As a video posted to Google's advertising support site explains, Google's system is already maintaining cookies on users' computers that contain codes relating to categories of the users' interests, both ascertained and designated. A user may go to Google's preferences site (linked above) to choose specific interest categories, which are less like department store categories and more like content categories.
In other words, if merchandising were the key goal of this system, then "location" might be a problem. For example, in the optional preferences system, we hunted down "Jewelry" -- still one of the most valuable and high-margin segments of the retail market. We found it as a subcategory of a category: specifically, Shopping, Luxury Goods, Gems & Jewelry. This categorical taxonomy is likely in alignment with how Google categorizes its advertiser clients, though it might be confusing to some Internet users.
I'm still trying to find "musical instruments" as a category, for instance -- there's plenty of Music categories, but that's all about listening to it, not making it. And I was surprised to find Paintball as one of three subcategories of Hobbies, but no Painting or Sculpting.
Today's announcement was greeted by many with the now-typical Google suspicion, especially with regard to the notion that "Big Brother" may now officially be online. Google does officially subscribe to the code of the Network Advertising Initiative (PDF available here), which mandates that members give users clear instructions as to what personally-identifiable information (PII), if any, is being collected, and how users can opt out of the collection process. We found Google presents both that information and the "Opt Out" button quite clearly, although access to that button from the "Ads by Google" link on many video ads this morning did not take us to that button as advertised.
On his Marketing Pilgrim blog this morning, Andy Beal asked and answered a question as to whether Google should make this process "Opt In" instead. "Shouldn't we be concerned about our every move being tracked on the Internet? My response? I'm sorry to tell you that the Web is no longer a haven of obscurity," Beal wrote. "You should assume that all Web sites track your every move, that web analysts are able to pinpoint your location, eating habits, and TV-watching preferences, and you should also assume that every time you open your browser, you're agreeing to all of this."
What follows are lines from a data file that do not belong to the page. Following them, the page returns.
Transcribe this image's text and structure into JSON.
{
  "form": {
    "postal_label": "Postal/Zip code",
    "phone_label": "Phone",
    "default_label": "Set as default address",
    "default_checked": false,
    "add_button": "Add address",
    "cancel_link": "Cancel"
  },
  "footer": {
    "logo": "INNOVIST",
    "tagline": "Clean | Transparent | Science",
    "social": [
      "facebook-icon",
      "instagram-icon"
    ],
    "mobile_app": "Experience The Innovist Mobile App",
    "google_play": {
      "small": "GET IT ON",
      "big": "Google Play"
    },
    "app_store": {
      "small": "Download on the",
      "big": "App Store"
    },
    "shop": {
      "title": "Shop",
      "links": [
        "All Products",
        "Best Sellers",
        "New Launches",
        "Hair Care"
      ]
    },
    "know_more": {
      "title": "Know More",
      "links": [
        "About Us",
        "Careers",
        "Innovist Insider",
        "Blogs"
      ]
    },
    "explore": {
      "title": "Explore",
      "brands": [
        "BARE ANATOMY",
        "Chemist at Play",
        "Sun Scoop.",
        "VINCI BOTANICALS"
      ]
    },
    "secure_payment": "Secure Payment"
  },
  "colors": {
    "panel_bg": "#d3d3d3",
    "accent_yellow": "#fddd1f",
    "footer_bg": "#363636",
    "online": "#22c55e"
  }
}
If that's correct, then I would assume "my every move" includes interests such as making music and producing sculpture -- categories that Google, at least for now, cares nothing about. I was also relieved (pardon the pun) not to find categories for places where my every move might lead me -- for instance, the bathroom. Categorical interests barely scratch the surface in knowing about a person's character traits or habits or scholarly pursuits, any more than a sociologist might draw conclusions about the character of people who shop a department store based solely on each department's daily receipts. If this truly is "Big Brother" at work, then maybe we may find some comfort in the knowledge that he isn't all that interested in who we are or what we're doing after all.